Speaking of which, at this point, I’ve spoken to a number of authors who seemed interested in Vella, but had some trepidation. Would it be difficult? Were there some ins and outs that might take a while to learn? What’s going on? I know that I personally find it a little easier to try something new if I have a good idea of what to expect, and so following are some screenshots that will take you on a little tour of what it’s like within the interface. As I mentioned above, first, this is for an unpublished novella that is meant to be a reader magnet to a paranormal romantic suspense series, and so I’m writing under my romance pen name. (Shameless plug: For my non-PNR romantic suspense, check out Negotiating Her Release!) Second, this was originally posted as part of a discussion in a Facebook group, so these were screenshots I took from my phone. They’re not super fancy, but the interface is not complicated, and so this is pretty much what it looks like when you go in.
So, when you log into KDP, and click on Vella (it’s all the way at the top, above the create ebook and paperback choices), you get this:
If you click “Start a Story,” it will ask you for the title, name, tags, genre etc. You will also need a graphic for the circle — you don’t need the title or author on the graphic, because the title and and author will pop up on the screen anyway. This is what mine looks like — a user-friendly, attractive interface, not too crowded. Your blurb can’t be as long as a typical blurb — think more logline length.
If you are coming back, this will pop up, and you just hit “manage story” to get back in and get to work.

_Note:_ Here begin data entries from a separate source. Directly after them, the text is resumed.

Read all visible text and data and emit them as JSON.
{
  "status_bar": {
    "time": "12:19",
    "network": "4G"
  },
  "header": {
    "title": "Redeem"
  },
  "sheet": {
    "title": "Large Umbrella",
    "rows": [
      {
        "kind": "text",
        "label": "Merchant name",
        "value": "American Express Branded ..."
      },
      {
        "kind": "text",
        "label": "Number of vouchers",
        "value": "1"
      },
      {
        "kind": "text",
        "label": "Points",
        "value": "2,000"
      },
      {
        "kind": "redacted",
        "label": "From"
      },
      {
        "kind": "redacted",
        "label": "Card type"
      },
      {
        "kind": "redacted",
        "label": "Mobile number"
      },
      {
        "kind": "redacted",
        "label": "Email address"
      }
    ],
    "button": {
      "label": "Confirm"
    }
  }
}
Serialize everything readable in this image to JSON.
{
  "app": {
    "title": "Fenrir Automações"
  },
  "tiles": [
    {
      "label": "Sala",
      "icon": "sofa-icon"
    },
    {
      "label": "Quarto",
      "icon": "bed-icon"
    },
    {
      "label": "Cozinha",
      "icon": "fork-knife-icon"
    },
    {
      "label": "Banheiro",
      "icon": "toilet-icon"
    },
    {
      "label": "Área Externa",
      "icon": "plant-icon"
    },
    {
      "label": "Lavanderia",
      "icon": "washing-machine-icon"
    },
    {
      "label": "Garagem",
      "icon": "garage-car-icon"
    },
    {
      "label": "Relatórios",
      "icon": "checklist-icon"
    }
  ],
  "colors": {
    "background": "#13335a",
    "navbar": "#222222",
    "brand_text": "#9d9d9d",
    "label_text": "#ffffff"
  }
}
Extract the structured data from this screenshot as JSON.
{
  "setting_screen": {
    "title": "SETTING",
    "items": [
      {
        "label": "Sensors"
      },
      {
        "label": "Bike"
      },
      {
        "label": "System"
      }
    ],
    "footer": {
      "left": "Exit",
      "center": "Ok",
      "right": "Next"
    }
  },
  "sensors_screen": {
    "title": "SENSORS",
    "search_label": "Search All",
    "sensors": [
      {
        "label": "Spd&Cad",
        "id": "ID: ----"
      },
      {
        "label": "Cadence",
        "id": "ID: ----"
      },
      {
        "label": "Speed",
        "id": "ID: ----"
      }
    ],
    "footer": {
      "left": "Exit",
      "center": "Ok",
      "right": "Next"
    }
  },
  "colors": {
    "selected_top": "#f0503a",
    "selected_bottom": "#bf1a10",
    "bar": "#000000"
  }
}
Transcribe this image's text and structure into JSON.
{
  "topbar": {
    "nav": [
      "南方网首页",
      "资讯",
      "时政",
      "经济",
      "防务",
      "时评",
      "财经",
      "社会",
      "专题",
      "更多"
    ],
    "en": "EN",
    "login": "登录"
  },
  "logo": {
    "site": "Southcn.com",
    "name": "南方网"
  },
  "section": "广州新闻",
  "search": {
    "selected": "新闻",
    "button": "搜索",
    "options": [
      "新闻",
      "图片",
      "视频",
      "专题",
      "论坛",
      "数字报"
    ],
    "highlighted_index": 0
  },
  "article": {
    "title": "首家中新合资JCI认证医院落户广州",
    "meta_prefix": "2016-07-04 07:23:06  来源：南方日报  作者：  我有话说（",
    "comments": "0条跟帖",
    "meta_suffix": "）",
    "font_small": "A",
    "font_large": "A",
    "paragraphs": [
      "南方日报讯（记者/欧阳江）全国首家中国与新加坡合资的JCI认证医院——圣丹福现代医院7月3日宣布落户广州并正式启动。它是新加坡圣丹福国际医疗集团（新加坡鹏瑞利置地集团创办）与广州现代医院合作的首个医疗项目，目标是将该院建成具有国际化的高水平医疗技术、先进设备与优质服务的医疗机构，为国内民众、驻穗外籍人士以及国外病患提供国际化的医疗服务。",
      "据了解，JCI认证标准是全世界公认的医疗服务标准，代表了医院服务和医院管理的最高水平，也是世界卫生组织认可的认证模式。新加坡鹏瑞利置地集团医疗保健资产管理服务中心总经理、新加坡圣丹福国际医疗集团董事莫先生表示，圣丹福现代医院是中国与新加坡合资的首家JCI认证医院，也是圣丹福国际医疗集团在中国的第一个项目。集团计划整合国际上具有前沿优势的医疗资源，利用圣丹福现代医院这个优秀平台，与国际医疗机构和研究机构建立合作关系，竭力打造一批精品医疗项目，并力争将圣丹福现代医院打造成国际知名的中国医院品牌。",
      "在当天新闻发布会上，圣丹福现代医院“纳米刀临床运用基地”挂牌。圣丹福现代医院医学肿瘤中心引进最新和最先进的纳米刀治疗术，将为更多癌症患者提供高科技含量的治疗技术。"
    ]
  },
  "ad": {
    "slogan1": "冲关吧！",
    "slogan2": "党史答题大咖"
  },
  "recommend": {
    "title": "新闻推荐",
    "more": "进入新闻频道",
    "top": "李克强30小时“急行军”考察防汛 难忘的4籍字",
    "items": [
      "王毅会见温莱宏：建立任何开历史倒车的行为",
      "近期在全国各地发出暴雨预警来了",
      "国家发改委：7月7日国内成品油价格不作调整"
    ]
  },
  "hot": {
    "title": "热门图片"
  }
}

Each time you post an episode, it will go through a review. You can title the episode, and edit within the text even after it goes live, but the amount of tokens is based on the word count. (Also, you don’t have to add the episode number and/or title inside the text box, because that is part of the interface, and it’ll just look like it’s repeating. That’s why some of my previously published episodes in this screenshot are gray — I went in, changed some stuff, and now they’re waiting on a second review to go live.
The neat thing, too, is at the end of the episode, there’s a spot where you can leave a note to the readers. This is a great place to tease the next episode, commiserate with your readers, and generally just connect to them. One of the reasons I enjoy things like Patreon or following authors online is to learn what’s going on “behind the scenes.” So here is a built-in option to allow you to do that. This example is from the last episode I was working on this weekend:
Anyway, like I said above, Vella is super easy to use, so if you have been thinking about it, go on in and play around with it. You can import a file, copy and paste, or just write the episode in there. I personally don’t recommend that last option; I’m using Scrivener to plot and write the episodes, and do some editing before I upload them. This is to make sure my readers get the best possible experience, and to also make sure that if at some point I do want to unpublish and re-publish elsewhere, I’ll have the original file as a whole. I don’t know much else except what I’ve posted, it if anyone has any questions or wants to toss around ideas, I’m available to chat.
As the Vella app goes live, and we start to get feedback from readers, authors, and Amazon, I’ll keep you updated about what happens with this project. I think it will be very cool to check out, and I’m hoping this will be another method authors can use to get great stories in front of their fans.